Dept. of Labor

Contractors Decry Amended Davis-Bacon Rule



The U.S. Dept. of Labor’s final rule, issued August 8th, revamps its Davis-Bacon Act procedures for determining prevailing wage levels – in favor of workers – on federally funded construction projects.

Expected to go into effect in approximately 60 days, the rule is being hailed by construction unions yet criticized by contractors and their associations. The revised rule reverts to pre-1983 methodology for determining whether a wage rate is prevailing, also referred to as the “30 percent rule.” Under the 30 percent rule, contractors must use the wage rate paid to a majority of the workers; if no such majority rate exists, they must use the wage paid to the largest number of workers on the job, as long as it was paid to at least 30 percent of that workforce.

The wage rule solidifies as $1.2 trillion in Infrastructure Investment and Jobs Act funding is propelling the start of a deluge of federal construction projects as well as projects that are stemming from the Chips and Science and Inflation Reduction Acts.

AGC of America CEO Stephen Sandherr says the more than 800-page ruling lowers the threshold of reporting required from the Dept. of Labor.

“This final rule appears to make it easier on the Dept. of Labor itself to set prevailing wages with less of the data it already collects, or lack thereof,” says Sandherr.

The Associated Builders and Contractors says this regulatory notice will annually affect an estimated $217 billion in federal and federally assisted construction spending for about 1.2 million construction workers.

“Unfortunately, the DOL’s final rule disregards the feedback of ABC contractors, construction industry stakeholders and thousands of small businesses urging the withdrawal of this unnecessary, costly and burdensome regulation,” says ABC Vice President of Regulatory, Labor and State Affairs Ben Brubeck. “Instead, the DOL is moving forward with dramatic changes to prevailing wage regulations, reversing much-needed reforms that were established nearly 40 years ago, and unlawfully increasing the regulatory burden on small businesses, new industries and public works projects.”

For more information about the ruling, see

Carpenters Support DOL Rule Determining Independent Contractor Status


The United Brotherhood of Carpenters and Joiners of America this month announced on October 13 its support of the U.S. Dept. of Labor Wage and Hour Division’s proposed rule on determining employee and independent contractor status under the Fair Labor Standards Act.

The proposed rule rescinds and replaces the 2021 rule that the DOL rushed to implement in the closing days of the Trump Administration. Once implemented, this rule would affect millions of workers, including construction workers, healthcare workers and gig workers.

“Misclassifying workers as independent contractors has been a coordinated effort for years by companies who cheat their workers on wages and overtime, and who cheat payroll taxes,” said Douglas J. McCarron, general president of the United Brotherhood of Carpenters. “The previous administration’s independent contractor rule did nothing to solve that problem. In fact, it aggravated the issue and undermined law-abiding employers. We commend the Dept. of Labor for supporting good jobs and high-road employers.”

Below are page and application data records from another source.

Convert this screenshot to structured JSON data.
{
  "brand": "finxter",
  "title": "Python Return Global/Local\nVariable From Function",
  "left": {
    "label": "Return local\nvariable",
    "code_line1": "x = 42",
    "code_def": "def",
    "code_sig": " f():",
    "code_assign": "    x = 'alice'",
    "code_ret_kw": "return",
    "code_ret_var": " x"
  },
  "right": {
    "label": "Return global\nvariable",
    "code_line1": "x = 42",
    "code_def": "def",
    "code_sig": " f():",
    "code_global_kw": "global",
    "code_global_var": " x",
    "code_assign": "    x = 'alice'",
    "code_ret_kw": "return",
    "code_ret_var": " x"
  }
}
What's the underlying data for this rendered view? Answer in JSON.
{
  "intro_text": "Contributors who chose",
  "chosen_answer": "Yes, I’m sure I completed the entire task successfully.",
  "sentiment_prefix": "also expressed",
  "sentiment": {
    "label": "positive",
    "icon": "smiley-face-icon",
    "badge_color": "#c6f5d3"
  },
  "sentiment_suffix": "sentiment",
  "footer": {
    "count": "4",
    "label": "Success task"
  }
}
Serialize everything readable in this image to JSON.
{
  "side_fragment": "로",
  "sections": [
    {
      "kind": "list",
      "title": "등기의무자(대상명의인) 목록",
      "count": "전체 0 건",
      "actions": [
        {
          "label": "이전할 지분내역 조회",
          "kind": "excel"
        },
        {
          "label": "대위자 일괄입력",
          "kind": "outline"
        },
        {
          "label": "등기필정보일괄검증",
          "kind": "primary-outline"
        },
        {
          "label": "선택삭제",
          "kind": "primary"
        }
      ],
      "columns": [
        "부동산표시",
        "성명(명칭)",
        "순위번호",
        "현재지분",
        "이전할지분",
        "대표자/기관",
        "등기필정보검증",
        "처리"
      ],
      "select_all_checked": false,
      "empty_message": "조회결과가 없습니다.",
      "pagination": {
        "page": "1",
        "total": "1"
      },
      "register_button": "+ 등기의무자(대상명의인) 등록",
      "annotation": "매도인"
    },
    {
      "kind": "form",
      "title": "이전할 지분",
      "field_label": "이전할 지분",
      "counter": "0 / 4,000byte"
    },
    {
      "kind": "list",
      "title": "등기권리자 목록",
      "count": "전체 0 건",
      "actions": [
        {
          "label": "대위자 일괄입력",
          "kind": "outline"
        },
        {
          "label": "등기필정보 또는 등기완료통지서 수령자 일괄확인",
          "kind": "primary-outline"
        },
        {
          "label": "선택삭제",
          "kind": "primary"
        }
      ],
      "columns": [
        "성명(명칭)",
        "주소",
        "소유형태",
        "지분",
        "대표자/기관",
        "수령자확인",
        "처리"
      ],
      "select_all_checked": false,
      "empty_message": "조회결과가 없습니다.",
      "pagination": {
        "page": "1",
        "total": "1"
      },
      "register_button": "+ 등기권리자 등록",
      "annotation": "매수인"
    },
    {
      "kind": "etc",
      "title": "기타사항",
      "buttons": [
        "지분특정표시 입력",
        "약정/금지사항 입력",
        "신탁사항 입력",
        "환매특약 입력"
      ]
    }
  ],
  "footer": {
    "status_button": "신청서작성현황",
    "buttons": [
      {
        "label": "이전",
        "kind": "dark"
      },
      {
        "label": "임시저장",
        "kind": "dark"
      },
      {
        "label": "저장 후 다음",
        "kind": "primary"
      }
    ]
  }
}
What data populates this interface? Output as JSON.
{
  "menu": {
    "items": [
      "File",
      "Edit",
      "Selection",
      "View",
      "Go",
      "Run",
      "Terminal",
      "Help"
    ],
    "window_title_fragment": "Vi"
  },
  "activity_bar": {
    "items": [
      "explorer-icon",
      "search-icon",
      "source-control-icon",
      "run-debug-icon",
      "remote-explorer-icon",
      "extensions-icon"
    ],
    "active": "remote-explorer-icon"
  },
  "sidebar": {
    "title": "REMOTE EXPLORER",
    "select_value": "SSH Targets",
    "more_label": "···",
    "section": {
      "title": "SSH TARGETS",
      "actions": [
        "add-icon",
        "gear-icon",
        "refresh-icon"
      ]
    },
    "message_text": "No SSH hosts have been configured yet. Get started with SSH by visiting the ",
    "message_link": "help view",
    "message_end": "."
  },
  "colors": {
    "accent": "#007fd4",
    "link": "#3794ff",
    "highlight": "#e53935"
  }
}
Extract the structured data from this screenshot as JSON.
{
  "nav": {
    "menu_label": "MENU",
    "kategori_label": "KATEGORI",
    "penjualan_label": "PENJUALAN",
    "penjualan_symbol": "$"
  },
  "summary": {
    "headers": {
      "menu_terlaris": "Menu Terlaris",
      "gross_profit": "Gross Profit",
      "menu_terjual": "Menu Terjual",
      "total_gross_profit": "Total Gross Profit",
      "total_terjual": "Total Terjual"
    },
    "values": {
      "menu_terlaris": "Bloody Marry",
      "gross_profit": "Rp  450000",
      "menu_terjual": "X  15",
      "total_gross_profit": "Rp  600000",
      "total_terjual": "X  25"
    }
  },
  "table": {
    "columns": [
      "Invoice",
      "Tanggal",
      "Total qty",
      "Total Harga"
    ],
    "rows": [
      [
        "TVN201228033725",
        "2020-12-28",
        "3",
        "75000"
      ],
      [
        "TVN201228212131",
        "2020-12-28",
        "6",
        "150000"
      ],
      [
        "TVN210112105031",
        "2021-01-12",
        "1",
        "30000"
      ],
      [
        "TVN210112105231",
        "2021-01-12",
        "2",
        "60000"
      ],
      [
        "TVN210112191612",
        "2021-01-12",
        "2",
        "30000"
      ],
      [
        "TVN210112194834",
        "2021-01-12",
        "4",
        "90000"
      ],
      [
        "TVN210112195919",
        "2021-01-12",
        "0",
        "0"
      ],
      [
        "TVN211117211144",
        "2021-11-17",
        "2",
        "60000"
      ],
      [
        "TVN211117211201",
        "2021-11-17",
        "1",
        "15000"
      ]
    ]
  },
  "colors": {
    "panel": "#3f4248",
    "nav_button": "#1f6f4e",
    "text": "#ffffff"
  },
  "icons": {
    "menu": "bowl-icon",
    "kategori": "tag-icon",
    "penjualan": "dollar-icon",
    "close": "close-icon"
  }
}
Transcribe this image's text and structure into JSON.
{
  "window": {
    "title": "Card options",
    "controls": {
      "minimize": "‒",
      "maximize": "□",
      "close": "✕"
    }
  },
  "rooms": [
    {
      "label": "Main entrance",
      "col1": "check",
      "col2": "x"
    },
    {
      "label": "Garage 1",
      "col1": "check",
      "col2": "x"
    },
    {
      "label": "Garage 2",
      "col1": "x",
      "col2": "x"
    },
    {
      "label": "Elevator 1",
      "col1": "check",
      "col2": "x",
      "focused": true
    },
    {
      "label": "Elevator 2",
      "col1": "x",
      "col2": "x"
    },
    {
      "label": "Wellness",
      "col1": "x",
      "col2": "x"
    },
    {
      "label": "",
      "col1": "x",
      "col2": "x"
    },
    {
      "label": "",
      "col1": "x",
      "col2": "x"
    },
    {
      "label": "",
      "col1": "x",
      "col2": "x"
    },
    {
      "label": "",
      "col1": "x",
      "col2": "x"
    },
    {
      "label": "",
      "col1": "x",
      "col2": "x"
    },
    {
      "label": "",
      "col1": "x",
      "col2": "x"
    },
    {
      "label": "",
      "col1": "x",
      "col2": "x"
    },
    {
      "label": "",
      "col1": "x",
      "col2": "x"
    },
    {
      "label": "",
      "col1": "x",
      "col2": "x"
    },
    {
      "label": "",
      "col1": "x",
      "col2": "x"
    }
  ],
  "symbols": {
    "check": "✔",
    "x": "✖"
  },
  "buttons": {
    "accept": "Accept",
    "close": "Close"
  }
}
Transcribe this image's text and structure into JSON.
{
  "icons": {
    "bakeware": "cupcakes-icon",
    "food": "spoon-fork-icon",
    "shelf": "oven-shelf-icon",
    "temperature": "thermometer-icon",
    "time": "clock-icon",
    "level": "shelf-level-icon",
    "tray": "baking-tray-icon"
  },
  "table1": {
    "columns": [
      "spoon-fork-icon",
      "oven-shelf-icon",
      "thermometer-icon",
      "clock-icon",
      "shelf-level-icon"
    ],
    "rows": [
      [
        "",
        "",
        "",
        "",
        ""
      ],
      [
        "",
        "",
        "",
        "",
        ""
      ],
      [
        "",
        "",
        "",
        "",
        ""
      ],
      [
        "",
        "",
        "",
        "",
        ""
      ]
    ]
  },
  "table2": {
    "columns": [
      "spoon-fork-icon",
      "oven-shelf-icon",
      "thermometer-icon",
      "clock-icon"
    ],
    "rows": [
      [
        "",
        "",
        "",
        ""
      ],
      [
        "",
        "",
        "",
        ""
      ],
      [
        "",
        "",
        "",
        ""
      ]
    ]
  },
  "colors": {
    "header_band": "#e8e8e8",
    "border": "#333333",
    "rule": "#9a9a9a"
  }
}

The classification of a worker as either an employee or an independent contractor is significant, says McCarron, because the Fair Labor Standard Act’s minimum wage, overtime and recordkeeping obligations apply only to employees, not to independent contractors. The consequences of misclassifying employees as independent contractors can include liability for failure to pay minimum wage and overtime, and possible criminal penalties in addition to other penalties under state wage laws.

Shortly after the Biden Administration commenced in January 2021, the Dept. of Labor first delayed implementing the Trump Administration rule and then withdrew it altogether in May 2021.

In March 2022, however, a Texas federal court held that both the rule implementation delay and the rule withdrawal were unlawful. As a result, the Trump rule went into effect.

The latest notice of proposed rulemaking abandons the Trump Administration’s list of factors in assessing independent contractor status and returns to a “totality of the circumstances” approach where the factfinder is free to consider any relevant facts in assessing whether individuals are economically dependent on their employer for work.

The Dept. of Labor is accepting comments on the proposed rule through November 28.

For more information and/or to comment on the rule, see